Apart from the images, every record below must be given again without alteration.

Element data from apps and pages:
+--
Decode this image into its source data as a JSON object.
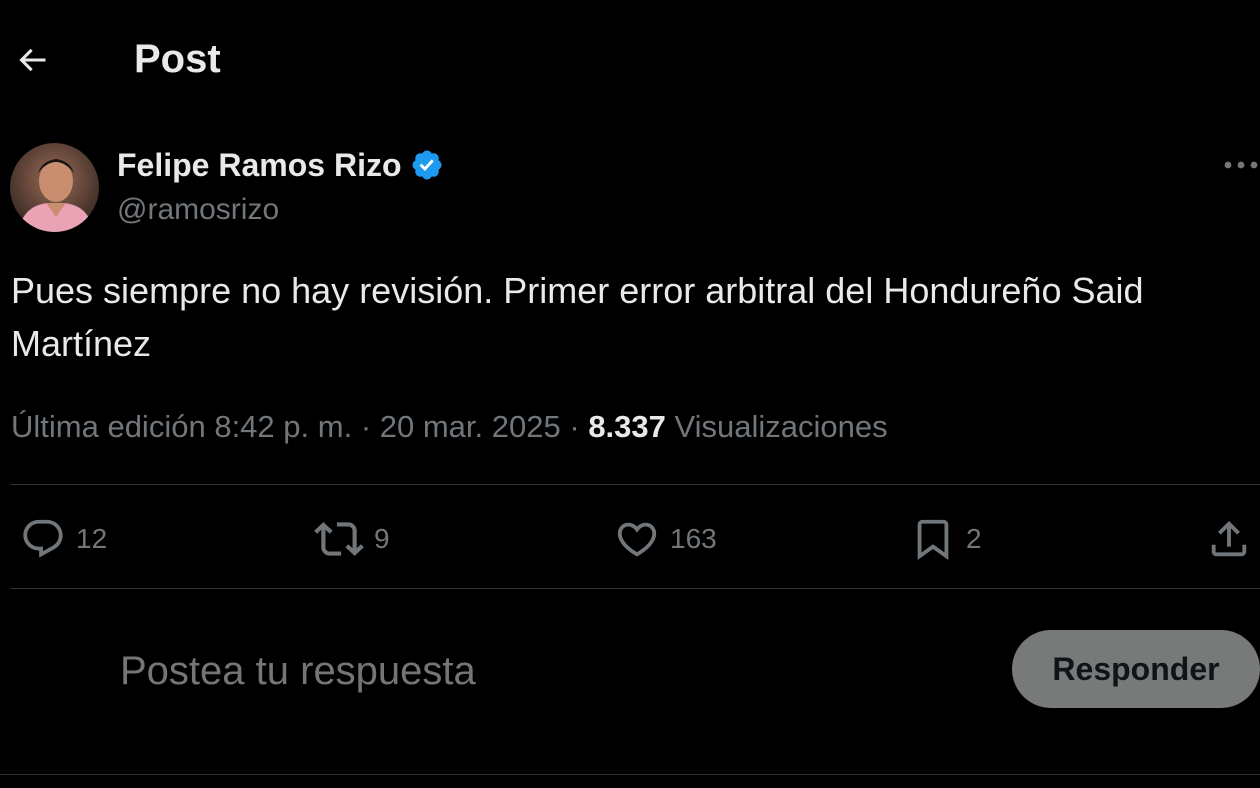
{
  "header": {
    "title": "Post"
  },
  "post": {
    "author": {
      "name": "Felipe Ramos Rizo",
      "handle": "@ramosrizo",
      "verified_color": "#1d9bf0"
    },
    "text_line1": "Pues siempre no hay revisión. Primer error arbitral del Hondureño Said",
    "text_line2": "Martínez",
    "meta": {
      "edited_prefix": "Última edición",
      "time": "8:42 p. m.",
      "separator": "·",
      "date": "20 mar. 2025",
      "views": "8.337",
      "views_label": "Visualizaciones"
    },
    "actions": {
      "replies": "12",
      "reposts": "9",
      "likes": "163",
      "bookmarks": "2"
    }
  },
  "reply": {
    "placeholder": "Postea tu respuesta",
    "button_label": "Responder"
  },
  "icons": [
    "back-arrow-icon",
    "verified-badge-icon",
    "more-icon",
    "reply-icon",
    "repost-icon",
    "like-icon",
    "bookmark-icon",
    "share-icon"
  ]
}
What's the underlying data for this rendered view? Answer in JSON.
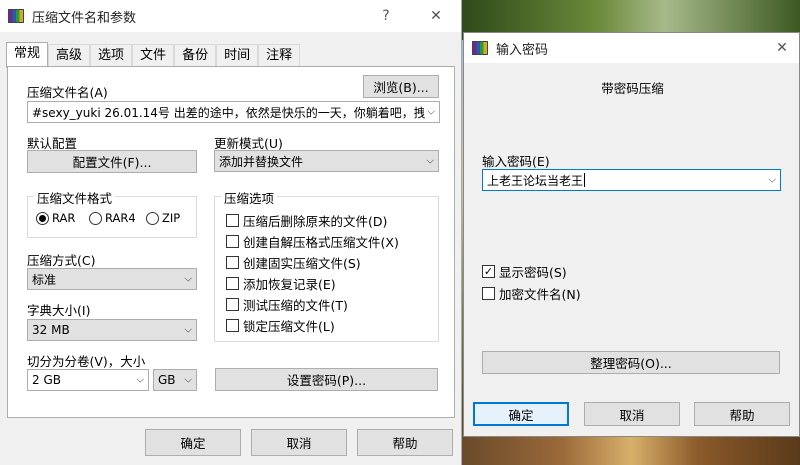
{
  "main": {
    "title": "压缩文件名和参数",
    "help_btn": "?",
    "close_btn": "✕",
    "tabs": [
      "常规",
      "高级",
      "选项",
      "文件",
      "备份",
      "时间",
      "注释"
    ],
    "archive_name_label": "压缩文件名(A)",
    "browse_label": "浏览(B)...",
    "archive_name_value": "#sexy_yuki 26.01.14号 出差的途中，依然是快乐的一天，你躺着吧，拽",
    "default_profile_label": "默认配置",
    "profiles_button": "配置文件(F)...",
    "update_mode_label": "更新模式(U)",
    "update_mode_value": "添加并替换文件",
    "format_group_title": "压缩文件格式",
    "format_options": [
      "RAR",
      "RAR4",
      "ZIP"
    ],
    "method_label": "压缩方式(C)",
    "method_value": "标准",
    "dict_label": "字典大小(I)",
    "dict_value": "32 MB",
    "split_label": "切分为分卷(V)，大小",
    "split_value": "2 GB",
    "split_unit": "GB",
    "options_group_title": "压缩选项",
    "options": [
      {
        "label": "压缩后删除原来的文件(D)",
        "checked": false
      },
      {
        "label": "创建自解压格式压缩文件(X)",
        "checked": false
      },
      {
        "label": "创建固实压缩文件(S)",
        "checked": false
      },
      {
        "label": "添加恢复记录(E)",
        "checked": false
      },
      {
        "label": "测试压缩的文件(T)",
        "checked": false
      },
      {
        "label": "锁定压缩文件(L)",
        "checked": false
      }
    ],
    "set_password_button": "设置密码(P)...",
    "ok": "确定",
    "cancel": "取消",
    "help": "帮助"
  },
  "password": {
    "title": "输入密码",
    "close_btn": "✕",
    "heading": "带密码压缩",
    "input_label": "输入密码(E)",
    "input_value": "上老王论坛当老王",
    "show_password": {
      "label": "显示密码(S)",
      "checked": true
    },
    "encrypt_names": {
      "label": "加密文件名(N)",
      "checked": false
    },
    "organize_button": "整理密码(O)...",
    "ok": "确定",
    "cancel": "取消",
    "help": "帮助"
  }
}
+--
**Exercise result:**
Decode this image into its source data as a JSON object.
{
  "header": {
    "title": "Post"
  },
  "post": {
    "author": {
      "name": "Felipe Ramos Rizo",
      "handle": "@ramosrizo",
      "verified_color": "#1d9bf0"
    },
    "text_line1": "Pues siempre no hay revisión. Primer error arbitral del Hondureño Said",
    "text_line2": "Martínez",
    "meta": {
      "edited_prefix": "Última edición",
      "time": "8:42 p. m.",
      "separator": "·",
      "date": "20 mar. 2025",
      "views": "8.337",
      "views_label": "Visualizaciones"
    },
    "actions": {
      "replies": "12",
      "reposts": "9",
      "likes": "163",
      "bookmarks": "2"
    }
  },
  "reply": {
    "placeholder": "Postea tu respuesta",
    "button_label": "Responder"
  },
  "icons": [
    "back-arrow-icon",
    "verified-badge-icon",
    "more-icon",
    "reply-icon",
    "repost-icon",
    "like-icon",
    "bookmark-icon",
    "share-icon"
  ]
}
What's the underlying data for this rendered view? Answer in JSON.
{
  "main": {
    "title": "压缩文件名和参数",
    "help_btn": "?",
    "close_btn": "✕",
    "tabs": [
      "常规",
      "高级",
      "选项",
      "文件",
      "备份",
      "时间",
      "注释"
    ],
    "archive_name_label": "压缩文件名(A)",
    "browse_label": "浏览(B)...",
    "archive_name_value": "#sexy_yuki 26.01.14号 出差的途中，依然是快乐的一天，你躺着吧，拽",
    "default_profile_label": "默认配置",
    "profiles_button": "配置文件(F)...",
    "update_mode_label": "更新模式(U)",
    "update_mode_value": "添加并替换文件",
    "format_group_title": "压缩文件格式",
    "format_options": [
      "RAR",
      "RAR4",
      "ZIP"
    ],
    "method_label": "压缩方式(C)",
    "method_value": "标准",
    "dict_label": "字典大小(I)",
    "dict_value": "32 MB",
    "split_label": "切分为分卷(V)，大小",
    "split_value": "2 GB",
    "split_unit": "GB",
    "options_group_title": "压缩选项",
    "options": [
      {
        "label": "压缩后删除原来的文件(D)",
        "checked": false
      },
      {
        "label": "创建自解压格式压缩文件(X)",
        "checked": false
      },
      {
        "label": "创建固实压缩文件(S)",
        "checked": false
      },
      {
        "label": "添加恢复记录(E)",
        "checked": false
      },
      {
        "label": "测试压缩的文件(T)",
        "checked": false
      },
      {
        "label": "锁定压缩文件(L)",
        "checked": false
      }
    ],
    "set_password_button": "设置密码(P)...",
    "ok": "确定",
    "cancel": "取消",
    "help": "帮助"
  },
  "password": {
    "title": "输入密码",
    "close_btn": "✕",
    "heading": "带密码压缩",
    "input_label": "输入密码(E)",
    "input_value": "上老王论坛当老王",
    "show_password": {
      "label": "显示密码(S)",
      "checked": true
    },
    "encrypt_names": {
      "label": "加密文件名(N)",
      "checked": false
    },
    "organize_button": "整理密码(O)...",
    "ok": "确定",
    "cancel": "取消",
    "help": "帮助"
  }
}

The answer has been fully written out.